with the high incidence of afib among the 50+ yr old population, low testosterone can be an important predictor.
Clin Cardiol. 2009 Jan;32(1):43-6.
Reduced testosterone levels in males with lone atrial fibrillation.
Lai J, Zhou D, Xia S, Shang Y, Want L, Zheng L, Zhu J.
Department of Cardiology, the First Affiliated Hospital, School of Medicine Zhejiang University, Hangzhou, China. email@example.com

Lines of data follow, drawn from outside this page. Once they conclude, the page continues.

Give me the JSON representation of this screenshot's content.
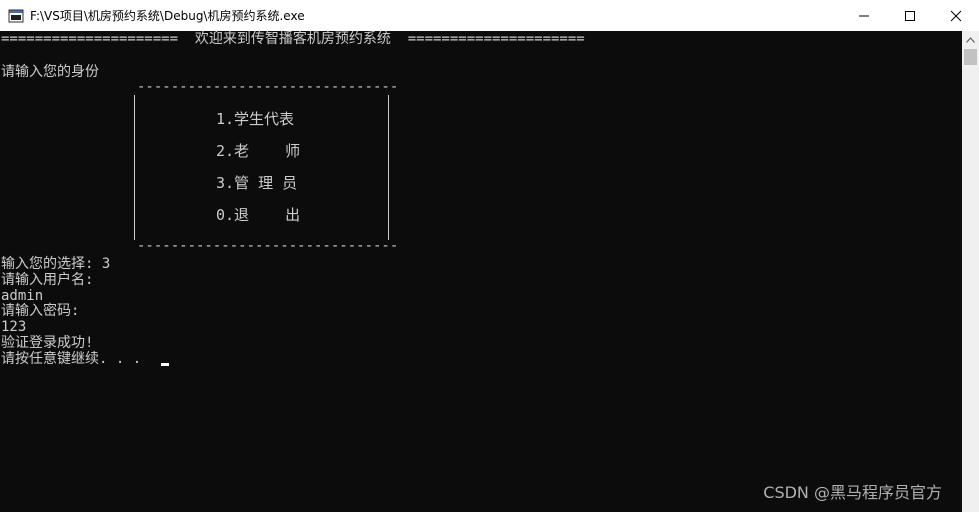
{
  "window": {
    "title": "F:\\VS项目\\机房预约系统\\Debug\\机房预约系统.exe",
    "minimize_glyph": "—",
    "maximize_glyph": "☐",
    "close_glyph": "✕",
    "icon": "console-app-icon"
  },
  "console": {
    "banner": "=====================  欢迎来到传智播客机房预约系统  =====================",
    "prompt_identity": "请输入您的身份",
    "menu_border": "-------------------------------",
    "menu_items": [
      "1.学生代表",
      "2.老    师",
      "3.管 理 员",
      "0.退    出"
    ],
    "lines": [
      "输入您的选择: 3",
      "请输入用户名:",
      "admin",
      "请输入密码:",
      "123",
      "验证登录成功!",
      "请按任意键继续. . ."
    ],
    "text_color": "#cccccc",
    "background_color": "#0c0c0c"
  },
  "watermark": "CSDN @黑马程序员官方"
}
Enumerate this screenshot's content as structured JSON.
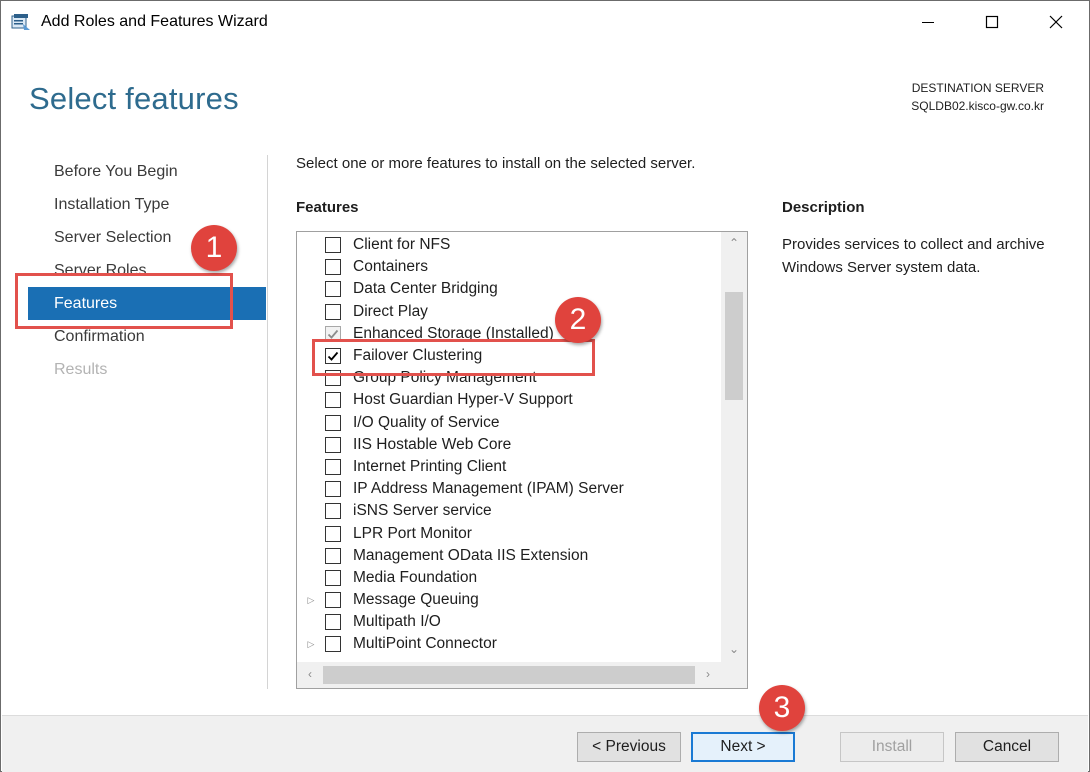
{
  "window": {
    "title": "Add Roles and Features Wizard",
    "controls": [
      "minimize-icon",
      "maximize-icon",
      "close-icon"
    ]
  },
  "page": {
    "title": "Select features",
    "destination_label": "DESTINATION SERVER",
    "destination_value": "SQLDB02.kisco-gw.co.kr"
  },
  "nav": {
    "items": [
      {
        "label": "Before You Begin",
        "state": "normal"
      },
      {
        "label": "Installation Type",
        "state": "normal"
      },
      {
        "label": "Server Selection",
        "state": "normal"
      },
      {
        "label": "Server Roles",
        "state": "normal"
      },
      {
        "label": "Features",
        "state": "active"
      },
      {
        "label": "Confirmation",
        "state": "normal"
      },
      {
        "label": "Results",
        "state": "disabled"
      }
    ]
  },
  "main": {
    "intro": "Select one or more features to install on the selected server.",
    "features_heading": "Features",
    "description_heading": "Description",
    "description_text": "Provides services to collect and archive Windows Server system data.",
    "features": [
      {
        "label": "Client for NFS",
        "checked": false,
        "expandable": false
      },
      {
        "label": "Containers",
        "checked": false,
        "expandable": false
      },
      {
        "label": "Data Center Bridging",
        "checked": false,
        "expandable": false
      },
      {
        "label": "Direct Play",
        "checked": false,
        "expandable": false
      },
      {
        "label": "Enhanced Storage (Installed)",
        "checked": true,
        "dim": true,
        "expandable": false
      },
      {
        "label": "Failover Clustering",
        "checked": true,
        "expandable": false
      },
      {
        "label": "Group Policy Management",
        "checked": false,
        "expandable": false
      },
      {
        "label": "Host Guardian Hyper-V Support",
        "checked": false,
        "expandable": false
      },
      {
        "label": "I/O Quality of Service",
        "checked": false,
        "expandable": false
      },
      {
        "label": "IIS Hostable Web Core",
        "checked": false,
        "expandable": false
      },
      {
        "label": "Internet Printing Client",
        "checked": false,
        "expandable": false
      },
      {
        "label": "IP Address Management (IPAM) Server",
        "checked": false,
        "expandable": false
      },
      {
        "label": "iSNS Server service",
        "checked": false,
        "expandable": false
      },
      {
        "label": "LPR Port Monitor",
        "checked": false,
        "expandable": false
      },
      {
        "label": "Management OData IIS Extension",
        "checked": false,
        "expandable": false
      },
      {
        "label": "Media Foundation",
        "checked": false,
        "expandable": false
      },
      {
        "label": "Message Queuing",
        "checked": false,
        "expandable": true
      },
      {
        "label": "Multipath I/O",
        "checked": false,
        "expandable": false
      },
      {
        "label": "MultiPoint Connector",
        "checked": false,
        "expandable": true
      }
    ]
  },
  "buttons": {
    "previous": "< Previous",
    "next": "Next >",
    "install": "Install",
    "cancel": "Cancel"
  },
  "annotations": {
    "badge1": "1",
    "badge2": "2",
    "badge3": "3",
    "color": "#e0433d"
  },
  "colors": {
    "title": "#2e6b8e",
    "nav_active": "#1a6fb4",
    "default_button_border": "#1a7ad4"
  }
}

BACKGROUND: Sex hormones play an important role in the development of cardiovascular disease. Testosterone and estradiol have been reported to be down-regulated in subjects with coronary artery disease and heart failure, but has not been studied in atrial fibrillation (AF). HYPOTHESIS: Levels of sex hormones may be associated with susceptibility to lone AF in men. METHODS: Fifty-eight male subjects who had electrocardiographic evidence of paroxysmal or chronic AF and a structurally normal heart on echocardiography were enrolled. Subjects were excluded if they had been taking angiotensin-converting enzyme inhibitors (ACEI), angiotensin receptor blockers (ARB), or statins within 3 mo or had a history of coronary artery disease, rheumatic heart disease, cardiomyopathy, significant valvular disease, hyperthyroidism, or hypertension. Fifty-eight controls were recruited from a healthy outpatient population. Serum total testosterone and estradiol levels were determined using a commercially available radioimmunoassay. RESULTS: Mean levels of testosterone were significantly lower in subjects with lone AF when compared with controls (476 ng/dl versus 514 ng/dl, p = 0.005). No significant differences were found in the estradiol levels between the 2 groups (31.9 pg/ml versus 32.4 pg/ml, p = 0.789). CONCLUSION: Reduced testosterone levels may be associated with susceptibility to lone AF in men. Copyright (c) 2009 Wiley Periodicals, Inc.